Chapter 2
Fort Henry stood on a bluff overlooking the river and commanded a fine view of the
surrounding country. In shape it was a parallelogram, being about three hundred and
fifty-six feet in length, and one hundred and fifty in width. Surrounded by a stockade
fence twelve feet high, with a yard wide walk running around the inside, and with
bastions at each corner large enough to contain six defenders, the fort presented an
almost impregnable defense. The blockhouse was two stories in height, the second
story projecting out several feet over the first. The thick white oak walls bristled with
portholes. Besides the blockhouse, there were a number of cabins located within the
stockade. Wells had been sunk inside the inclosure, so that if the spring happened to go
dry, an abundance of good water could be had at all times.
In all the histories of frontier life mention is made of the forts and the protection they
offered in time of savage warfare. These forts were used as homes for the settlers, who
often lived for weeks inside the walls.
Forts constructed entirely of wood without the aid of a nail or spike (for the good reason
that these things could not be had) may seem insignificant in these days of great nasal
and military garrisons. However, they answered the purpose at that time and served to
protect many an infant settlement from the savage attacks of Indian tribes. During a
siege of Fort Henry, which had occurred about a year previous, the settlers would have
lost scarcely a man had they kept to the fort. But Captain Ogle, at that time in charge of
the garrison, had led a company out in search of the Indians. Nearly all of his men were
killed, several only making their way to the fort.
On the day following Major McColloch's arrival at Fort Henry, the settlers had been
called in from their spring plowing and other labors, and were now busily engaged in
moving their stock and the things they wished to save from the destructive torch of the
redskin. The women had their hands full with the children, the cleaning of rifles and
moulding of bullets, and the thousand and one things the sterner tasks of their
husbands had left them.

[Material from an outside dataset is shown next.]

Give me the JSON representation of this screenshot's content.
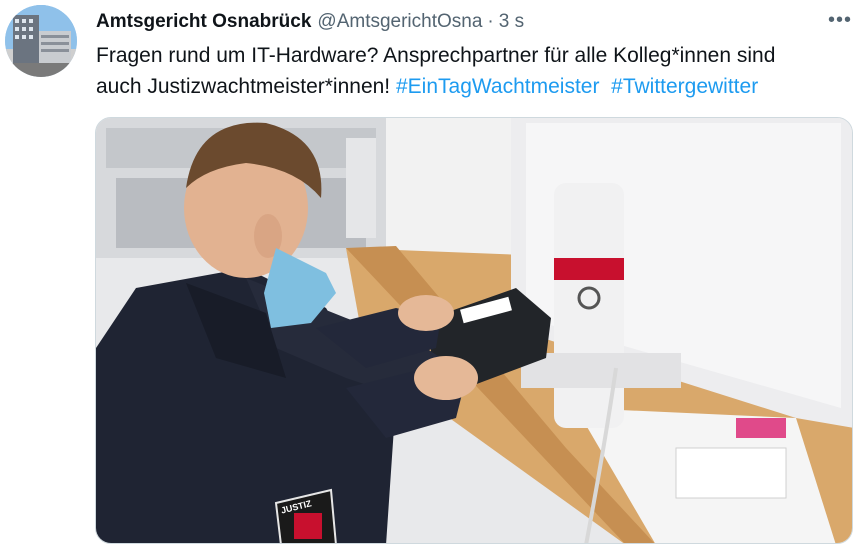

Major McColloch, Jonathan and Silas Zane, early in the day,
had taken different directions along the river to keep a sharp lookout for signs of the
enemy. Colonel Zane intended to stay in his oven house and defend it, so he had not
moved anything to the fort excepting his horses and cattle. Old Sam, the negro, was
hauling loads of hay inside the stockade. Captain Boggs had detailed several scouts to
watch the roads and one of these was the young man, Clarke, who had accompanied
the Major from Fort Pitt.
The appearance of Alfred Clarke, despite the fact that he wore the regulation hunting
garb, indicated a young man to whom the hard work and privation of the settler were
unaccustomed things. So thought the pioneers who noticed his graceful walk, his fair
skin and smooth hands. Yet those who carefully studied his clearcut features were
favorably impressed; the women, by the direct, honest gaze of his blue eyes and the